Wear a Hat Day 2014
Friday 28th March was Wear a Hat Day 2014 and we are extremely grateful to everyone who took part in this year's campaign.
So many schools, organisations and businesses supported us by wearing some amazing and fabulous hats whilst raising vital funds for research into brain tumours.
Some fantastic photo's and incredible donations have gradually started to come in and we will update you all as soon as we know how much we have raised. Please remember to send in your photo's.
It is thanks to people like you that we will be able to research better treatments and improve outcomes for brain tumour patients.
March is Brain Tumour Awareness Month and we would be extremely grateful if you could help us with our annual campaign and encourage your staff, colleagues, and/or pupils to ‘wear a hat for brain tumours’.
To get involved, simply ask people to Wear a Hat in return for a donation to Taylan’s Project.
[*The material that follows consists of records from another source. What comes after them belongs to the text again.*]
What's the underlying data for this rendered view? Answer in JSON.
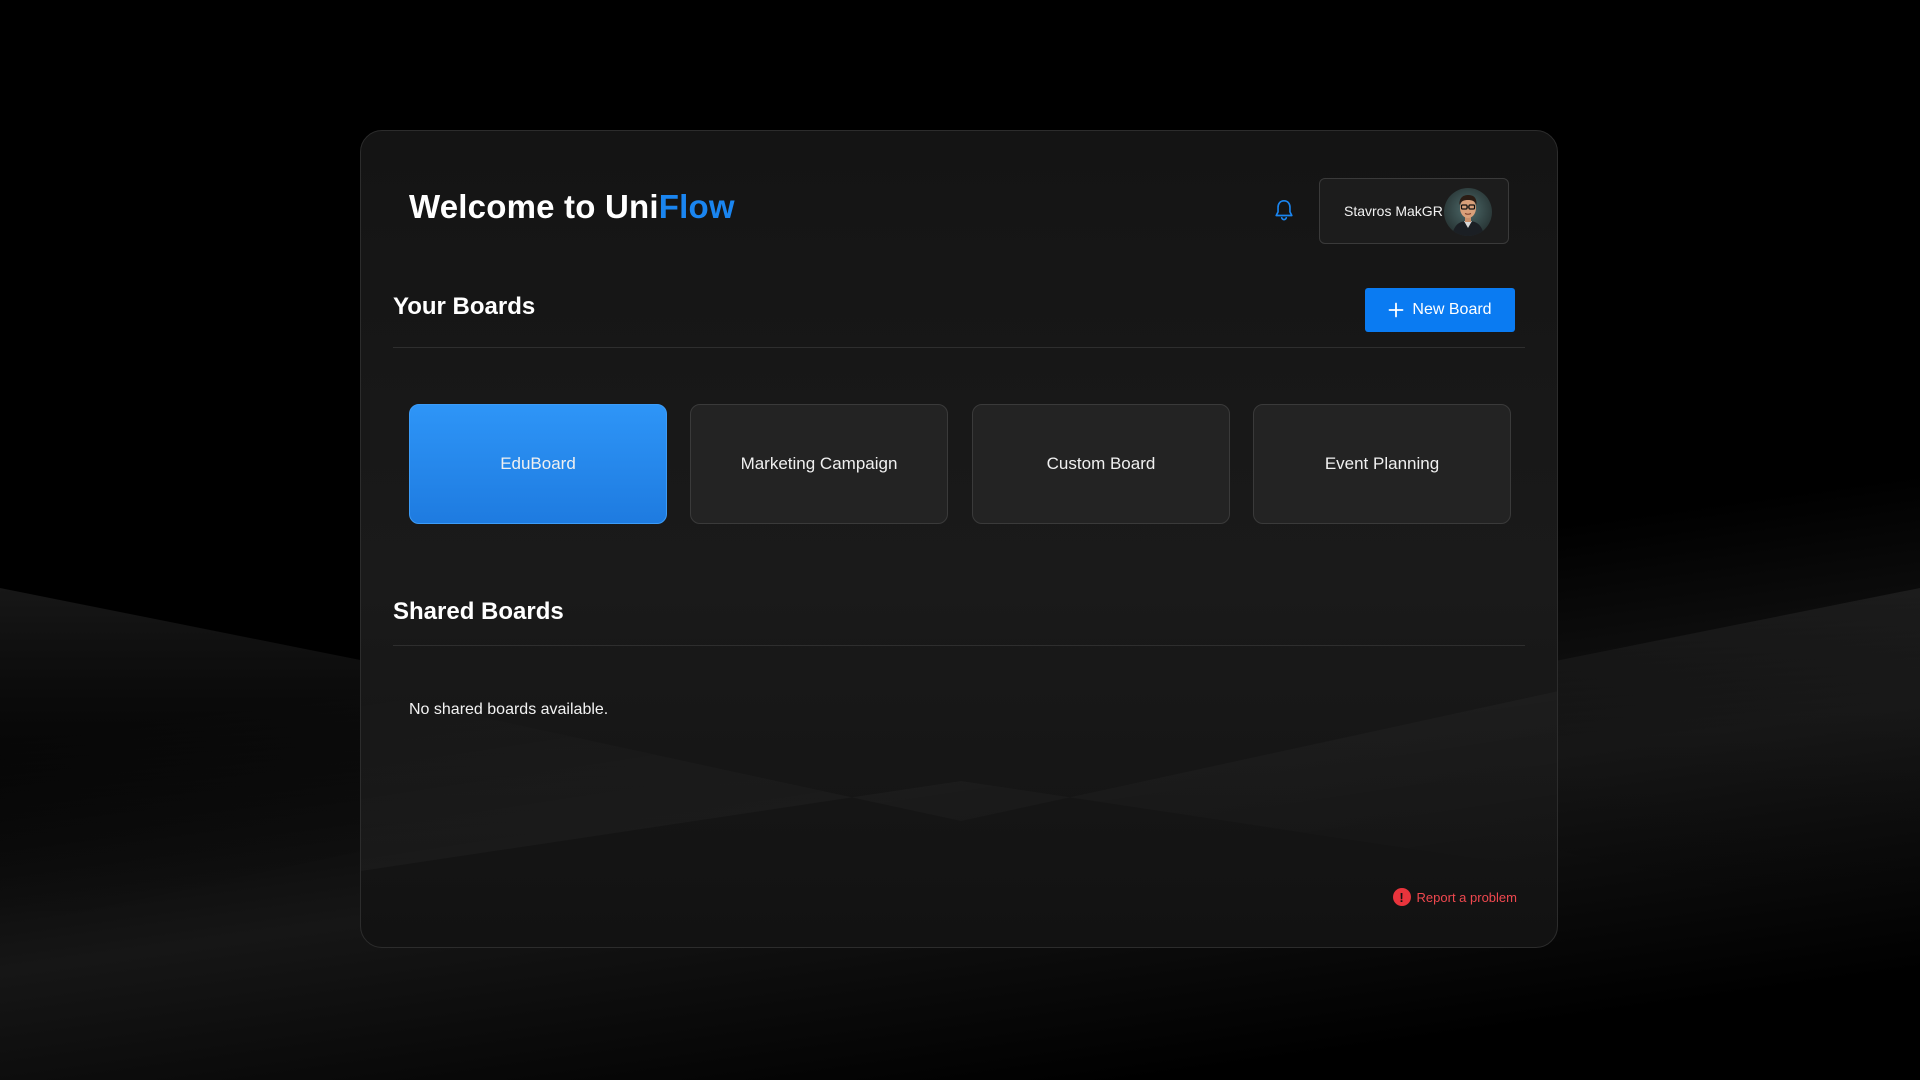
{
  "header": {
    "title_prefix": "Welcome to Uni",
    "title_accent": "Flow",
    "user_name": "Stavros MakGR",
    "notification_icon": "bell-icon",
    "avatar_icon": "user-avatar"
  },
  "your_boards": {
    "title": "Your Boards",
    "new_board_label": "New Board",
    "new_board_icon": "plus-icon",
    "boards": [
      {
        "label": "EduBoard",
        "active": true
      },
      {
        "label": "Marketing Campaign",
        "active": false
      },
      {
        "label": "Custom Board",
        "active": false
      },
      {
        "label": "Event Planning",
        "active": false
      }
    ]
  },
  "shared_boards": {
    "title": "Shared Boards",
    "empty_message": "No shared boards available."
  },
  "footer": {
    "report_label": "Report a problem",
    "report_icon": "alert-circle-icon"
  },
  "colors": {
    "accent": "#1a85f0",
    "button": "#0a7bf2",
    "active_card": "#2e95f7",
    "danger": "#f0484f"
  }
}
Better still, nominate your ‘Head’ to wear a hat for the day and pledge a further donation, or ask your company to match whatever you raise.
It really does not matter if there is 2 or 2,000 of you!
You can organise an event around the day and design a hat, make a hat, run a best hat competition, hold a hat quiz, or anything else you can think of.
In previous years, people have held cake sales, coffee mornings, mufti days, competitions and taken on some weird and wonderful challenges along with their ‘wear a hat day’, raising thousands for Taylan’s Project to help towards research into brain tumours.
Brain tumour research receives less than 1% of national cancer research spending in the UK yet this devastating disease kills more children and people under the age of 40 than any other cancer.
‘Wear a Hat Day’ is a fun way of increasing awareness and getting people raising money for an often overlooked form of cancer.
In the UK, brain tumours take more lives of
Children than leukaemia or any other cancer
More women under the age of 35 than breast or any other cancer
More men under the age of 45 than prostate or any other cancer
Yet brain tumour research receives less than 1% of national cancer research spending
For more information, to register your interest or to get involved please email us
Get those thinking caps on!